"We should be the ones apologizing, Spenser. We were all coddling you to some degree. We should have realized that you're still capable of doing a lot of things on your own." Obviously frustrated, Marty paused for a minute before continuing, "We're your friends, and we just want to help. It's only been a little more than a week since you were shot! Twice!" Spenser could see Marty's gaze drift to his injured shoulder. The thick bandage that had been there and the one around his waist had been removed the day before. "You may not be an invalid, but you're not at one hundred percent right now either. Your friends just want to help you. Let us help you." Marty paused again. "And speaking of helping you," he said as he walked to over to the table and patted the envelope, "take this."

"Damn it, Marty, I appreciate everyone's concern. I really do, but I don't need charity." Spenser took a deep breath, forcing himself to calm down. The last thing he wanted to do was start snapping at his friend again. He knew Marty and Frank were just trying to help when they "passed the hat around", but he hated feeling like he couldn't provide for himself. He hated being made to feel helpless, no matter how unintentional it was.

Marty seemed to take a deep breath himself, apparently just as frustrated as Spenser himself was. "You really are pig-headed and stubborn, you know that? This isn't charity, Spenser. You still have a lot of friends on the force. For every new face there, there's one who remembers you. Believe it or not, most of them actually like you and consider you a friend." Smiling, he added, "Even some of the ones who thought you were a pain in the ass. A lot of the newer cops know you too, either by your reputation or because, at some point or another, you've helped them out somehow. You've helped a lot of people over the years my friend, now some of them want to help you. What's so wrong with that?"

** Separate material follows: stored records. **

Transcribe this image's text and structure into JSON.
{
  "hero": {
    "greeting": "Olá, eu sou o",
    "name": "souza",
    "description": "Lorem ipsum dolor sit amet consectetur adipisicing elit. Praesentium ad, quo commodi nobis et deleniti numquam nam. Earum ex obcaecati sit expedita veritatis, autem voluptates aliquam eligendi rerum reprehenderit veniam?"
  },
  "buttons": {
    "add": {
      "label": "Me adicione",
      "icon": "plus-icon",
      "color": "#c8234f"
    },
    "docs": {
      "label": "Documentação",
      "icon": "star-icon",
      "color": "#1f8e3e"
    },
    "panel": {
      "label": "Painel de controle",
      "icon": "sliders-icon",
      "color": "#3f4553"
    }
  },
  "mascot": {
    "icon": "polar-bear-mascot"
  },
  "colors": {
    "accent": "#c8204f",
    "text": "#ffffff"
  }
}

Not giving up, Marty continued on as he walked over to the counter. "You need to face the facts. You're not Superman. And, even if," pausing momentarily at the look on Spenser's face, Marty didn't waiver, "if you get the feeling back in your arm and hand, it's going to be a while, months if you're honest with yourself, before you can go back to work. Since you aren't independently wealthy and I just happen to know your bank account is, well, let's just say it's less than healthy right now, you could use the help. It's great that Mahaffey is covering all of your medical bills, but I doubt he's going to pay your rent." Picking up an envelope with the words, "SECOND NOTICE" stamped in bright red letters, he added, "Or this." He set the envelope back on the counter.

Spenser was silent as he considered everything Marty had just said. Finally, he relented. Smiling, he patted Marty on the shoulder and said, "Thanks. For everything."

The microwave binged and the two men grinned.

"Well," Marty began, "I think that's my cue to get going. Besides, Katie will be back from visiting her mother early tomorrow morning and will not be happy at all if she finds the mess I left in the living room."

Chuckling, Spenser nodded as he walked with Marty to the door. "Goodnight," he said as he opened the door.

"Goodnight," Marty replied.

The two friends shook hands and Spenser watched for a moment as Marty walked down the hall. When his friend was out of sight, he shut the door.

After locking the door behind Marty, Spenser walked over to the table and picked up the envelope. For a moment, he just stared at it. After a few seconds he opened it. Marty had said there was a couple of hundred bucks in it. Spenser stared in shock at the wad of money. A couple of hundred? It looked like closer to eight or nine hundred dollars. Either they'd "passed the hat" to every person in the entire station, or the guys in homicide were very giving. He was touched by their generosity. He knew Marty was correct, it wouldn't be right to refuse the money. It wasn't charity. They were his friends and they just wanted to help him. That was, after all, what friends were for. To help each other when they needed a helping hand. As he'd told Hawk the previous day, some things he needed to do on his own. For some things though, he was willing to accept the help of friends.